### Task instructions
Make an exact copy of the listing below. Pictures stay out of it.

Records for this task: Begin

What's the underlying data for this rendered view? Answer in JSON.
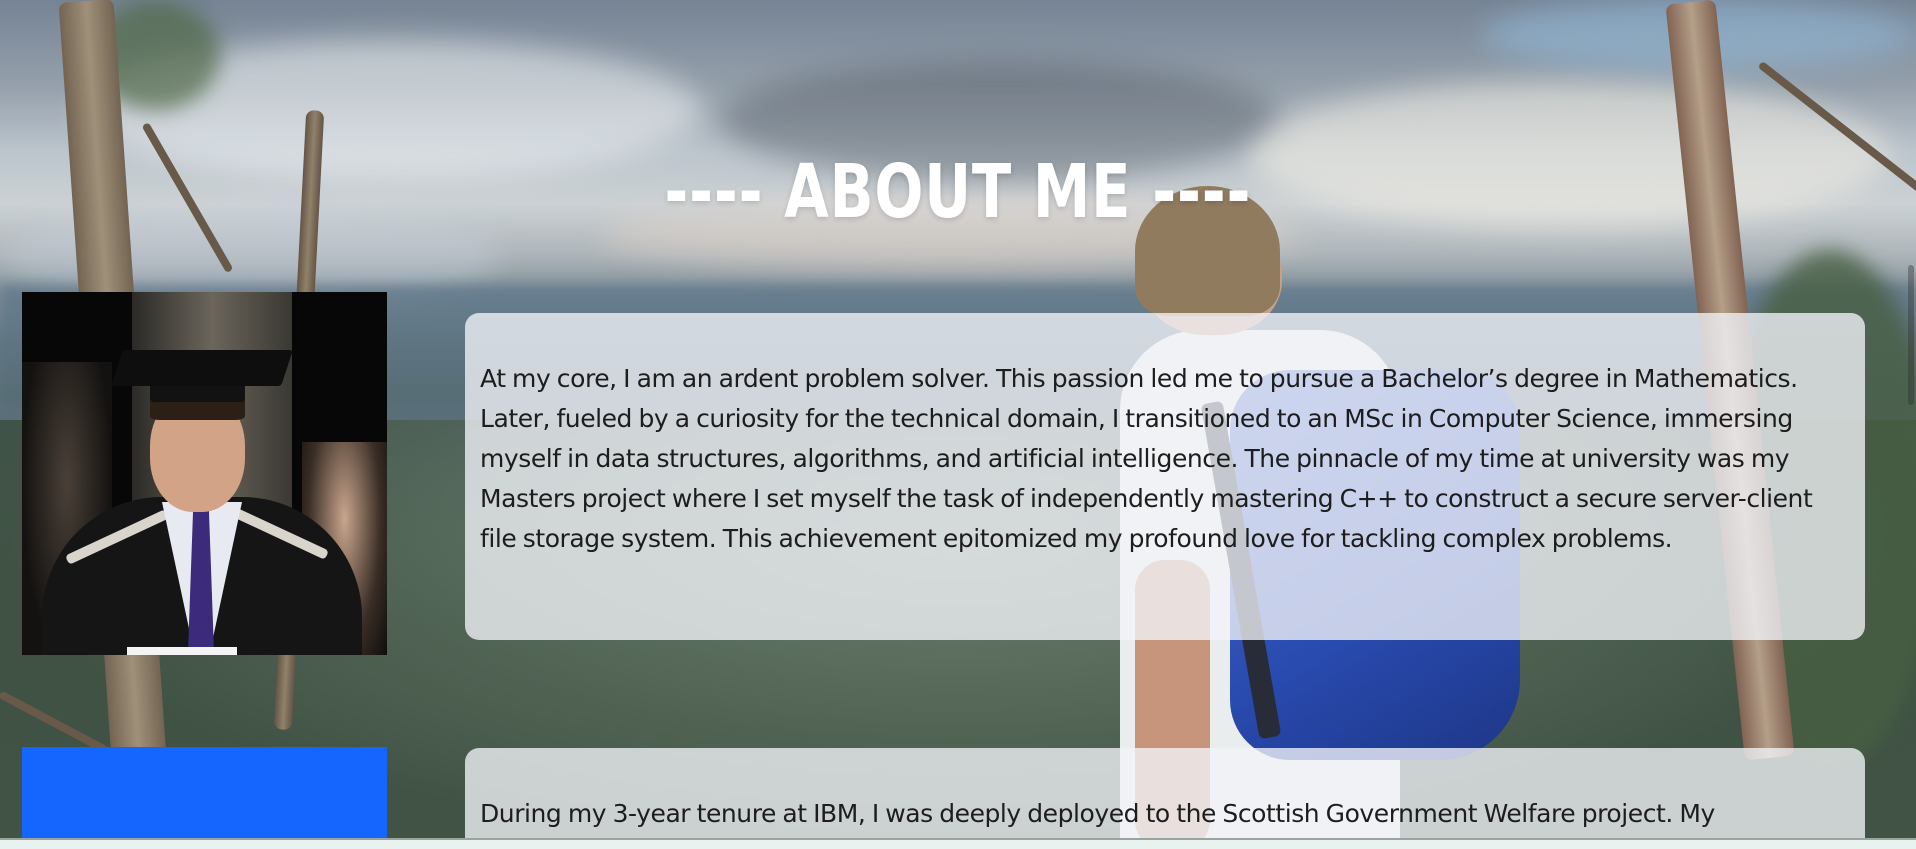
{
  "section": {
    "title": "---- ABOUT ME ----"
  },
  "cards": [
    {
      "text": "At my core, I am an ardent problem solver. This passion led me to pursue a Bachelor’s degree in Mathematics. Later, fueled by a curiosity for the technical domain, I transitioned to an MSc in Computer Science, immersing myself in data structures, algorithms, and artificial intelligence. The pinnacle of my time at university was my Masters project where I set myself the task of independently mastering C++ to construct a secure server-client file storage system. This achievement epitomized my profound love for tackling complex problems."
    },
    {
      "text": "During my 3-year tenure at IBM, I was deeply deployed to the Scottish Government Welfare project. My"
    }
  ],
  "images": {
    "graduation_photo": "graduation-portrait",
    "second_image_color": "#1565ff"
  },
  "colors": {
    "title": "#ffffff",
    "card_background": "rgba(242,244,248,0.78)",
    "body_text": "#1d1d1d"
  }
}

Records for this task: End

### Response
What's the underlying data for this rendered view? Answer in JSON.
{
  "section": {
    "title": "---- ABOUT ME ----"
  },
  "cards": [
    {
      "text": "At my core, I am an ardent problem solver. This passion led me to pursue a Bachelor’s degree in Mathematics. Later, fueled by a curiosity for the technical domain, I transitioned to an MSc in Computer Science, immersing myself in data structures, algorithms, and artificial intelligence. The pinnacle of my time at university was my Masters project where I set myself the task of independently mastering C++ to construct a secure server-client file storage system. This achievement epitomized my profound love for tackling complex problems."
    },
    {
      "text": "During my 3-year tenure at IBM, I was deeply deployed to the Scottish Government Welfare project. My"
    }
  ],
  "images": {
    "graduation_photo": "graduation-portrait",
    "second_image_color": "#1565ff"
  },
  "colors": {
    "title": "#ffffff",
    "card_background": "rgba(242,244,248,0.78)",
    "body_text": "#1d1d1d"
  }
}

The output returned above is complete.